> REQUIRED ACTION
Make an exact copy of the records, and keep the pictures out of it.

> DATA FOR PROCESSING
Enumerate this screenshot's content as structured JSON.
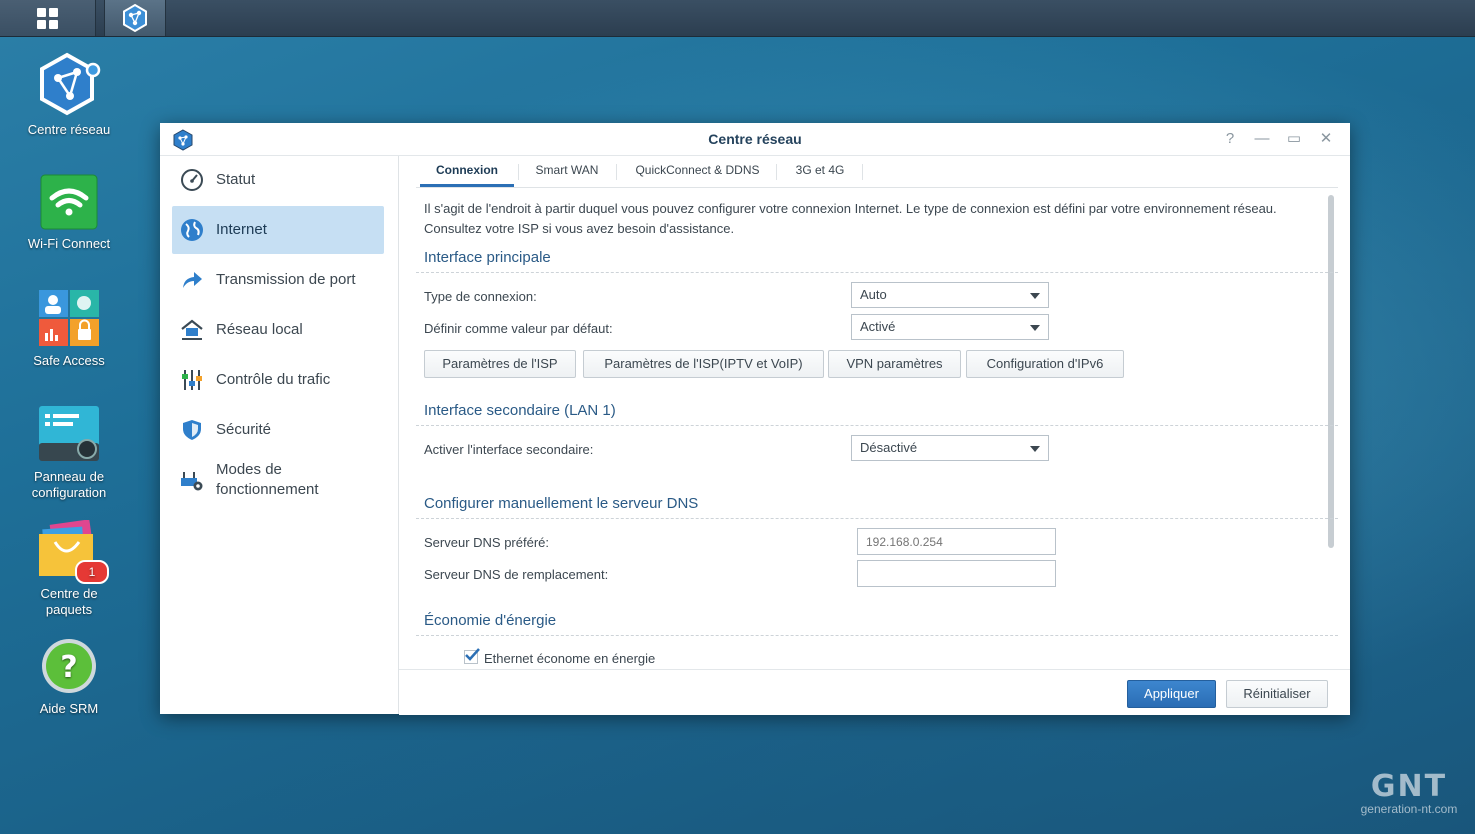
{
  "taskbar": {
    "main_menu_icon": "grid-icon",
    "open_app_icon": "network-center-icon"
  },
  "desktop": {
    "icons": [
      {
        "label": "Centre réseau",
        "icon": "network-center-icon"
      },
      {
        "label": "Wi-Fi Connect",
        "icon": "wifi-icon"
      },
      {
        "label": "Safe Access",
        "icon": "safe-access-icon"
      },
      {
        "label": "Panneau de configuration",
        "icon": "control-panel-icon"
      },
      {
        "label": "Centre de paquets",
        "icon": "package-center-icon",
        "badge": "1"
      },
      {
        "label": "Aide SRM",
        "icon": "help-icon"
      }
    ]
  },
  "window": {
    "title": "Centre réseau",
    "controls": {
      "help": "?",
      "minimize": "—",
      "maximize": "▭",
      "close": "✕"
    },
    "sidebar": {
      "items": [
        {
          "label": "Statut",
          "icon": "speedometer-icon",
          "active": false
        },
        {
          "label": "Internet",
          "icon": "globe-icon",
          "active": true
        },
        {
          "label": "Transmission de port",
          "icon": "forward-arrow-icon",
          "active": false
        },
        {
          "label": "Réseau local",
          "icon": "home-network-icon",
          "active": false
        },
        {
          "label": "Contrôle du trafic",
          "icon": "sliders-icon",
          "active": false
        },
        {
          "label": "Sécurité",
          "icon": "shield-icon",
          "active": false
        },
        {
          "label": "Modes de fonctionnement",
          "icon": "router-gear-icon",
          "active": false
        }
      ]
    },
    "tabs": [
      {
        "label": "Connexion",
        "active": true
      },
      {
        "label": "Smart WAN",
        "active": false
      },
      {
        "label": "QuickConnect & DDNS",
        "active": false
      },
      {
        "label": "3G et 4G",
        "active": false
      }
    ],
    "content": {
      "intro": "Il s'agit de l'endroit à partir duquel vous pouvez configurer votre connexion Internet. Le type de connexion est défini par votre environnement réseau. Consultez votre ISP si vous avez besoin d'assistance.",
      "primary": {
        "title": "Interface principale",
        "connection_type_label": "Type de connexion:",
        "connection_type_value": "Auto",
        "default_label": "Définir comme valeur par défaut:",
        "default_value": "Activé",
        "buttons": {
          "isp": "Paramètres de l'ISP",
          "isp_iptv": "Paramètres de l'ISP(IPTV et VoIP)",
          "vpn": "VPN paramètres",
          "ipv6": "Configuration d'IPv6"
        }
      },
      "secondary": {
        "title": "Interface secondaire (LAN 1)",
        "enable_label": "Activer l'interface secondaire:",
        "enable_value": "Désactivé"
      },
      "dns": {
        "title": "Configurer manuellement le serveur DNS",
        "preferred_label": "Serveur DNS préféré:",
        "preferred_placeholder": "192.168.0.254",
        "alternate_label": "Serveur DNS de remplacement:",
        "alternate_value": ""
      },
      "energy": {
        "title": "Économie d'énergie",
        "checkbox_label": "Ethernet économe en énergie",
        "checked": true
      }
    },
    "footer": {
      "apply": "Appliquer",
      "reset": "Réinitialiser"
    }
  },
  "watermark": {
    "brand": "GNT",
    "site": "generation-nt.com"
  },
  "colors": {
    "accent": "#2b6fb5",
    "active_sidebar": "#c6dff3",
    "section_title": "#2a5a86"
  }
}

> ANSWER BOX
Enumerate this screenshot's content as structured JSON.
{
  "taskbar": {
    "main_menu_icon": "grid-icon",
    "open_app_icon": "network-center-icon"
  },
  "desktop": {
    "icons": [
      {
        "label": "Centre réseau",
        "icon": "network-center-icon"
      },
      {
        "label": "Wi-Fi Connect",
        "icon": "wifi-icon"
      },
      {
        "label": "Safe Access",
        "icon": "safe-access-icon"
      },
      {
        "label": "Panneau de configuration",
        "icon": "control-panel-icon"
      },
      {
        "label": "Centre de paquets",
        "icon": "package-center-icon",
        "badge": "1"
      },
      {
        "label": "Aide SRM",
        "icon": "help-icon"
      }
    ]
  },
  "window": {
    "title": "Centre réseau",
    "controls": {
      "help": "?",
      "minimize": "—",
      "maximize": "▭",
      "close": "✕"
    },
    "sidebar": {
      "items": [
        {
          "label": "Statut",
          "icon": "speedometer-icon",
          "active": false
        },
        {
          "label": "Internet",
          "icon": "globe-icon",
          "active": true
        },
        {
          "label": "Transmission de port",
          "icon": "forward-arrow-icon",
          "active": false
        },
        {
          "label": "Réseau local",
          "icon": "home-network-icon",
          "active": false
        },
        {
          "label": "Contrôle du trafic",
          "icon": "sliders-icon",
          "active": false
        },
        {
          "label": "Sécurité",
          "icon": "shield-icon",
          "active": false
        },
        {
          "label": "Modes de fonctionnement",
          "icon": "router-gear-icon",
          "active": false
        }
      ]
    },
    "tabs": [
      {
        "label": "Connexion",
        "active": true
      },
      {
        "label": "Smart WAN",
        "active": false
      },
      {
        "label": "QuickConnect & DDNS",
        "active": false
      },
      {
        "label": "3G et 4G",
        "active": false
      }
    ],
    "content": {
      "intro": "Il s'agit de l'endroit à partir duquel vous pouvez configurer votre connexion Internet. Le type de connexion est défini par votre environnement réseau. Consultez votre ISP si vous avez besoin d'assistance.",
      "primary": {
        "title": "Interface principale",
        "connection_type_label": "Type de connexion:",
        "connection_type_value": "Auto",
        "default_label": "Définir comme valeur par défaut:",
        "default_value": "Activé",
        "buttons": {
          "isp": "Paramètres de l'ISP",
          "isp_iptv": "Paramètres de l'ISP(IPTV et VoIP)",
          "vpn": "VPN paramètres",
          "ipv6": "Configuration d'IPv6"
        }
      },
      "secondary": {
        "title": "Interface secondaire (LAN 1)",
        "enable_label": "Activer l'interface secondaire:",
        "enable_value": "Désactivé"
      },
      "dns": {
        "title": "Configurer manuellement le serveur DNS",
        "preferred_label": "Serveur DNS préféré:",
        "preferred_placeholder": "192.168.0.254",
        "alternate_label": "Serveur DNS de remplacement:",
        "alternate_value": ""
      },
      "energy": {
        "title": "Économie d'énergie",
        "checkbox_label": "Ethernet économe en énergie",
        "checked": true
      }
    },
    "footer": {
      "apply": "Appliquer",
      "reset": "Réinitialiser"
    }
  },
  "watermark": {
    "brand": "GNT",
    "site": "generation-nt.com"
  },
  "colors": {
    "accent": "#2b6fb5",
    "active_sidebar": "#c6dff3",
    "section_title": "#2a5a86"
  }
}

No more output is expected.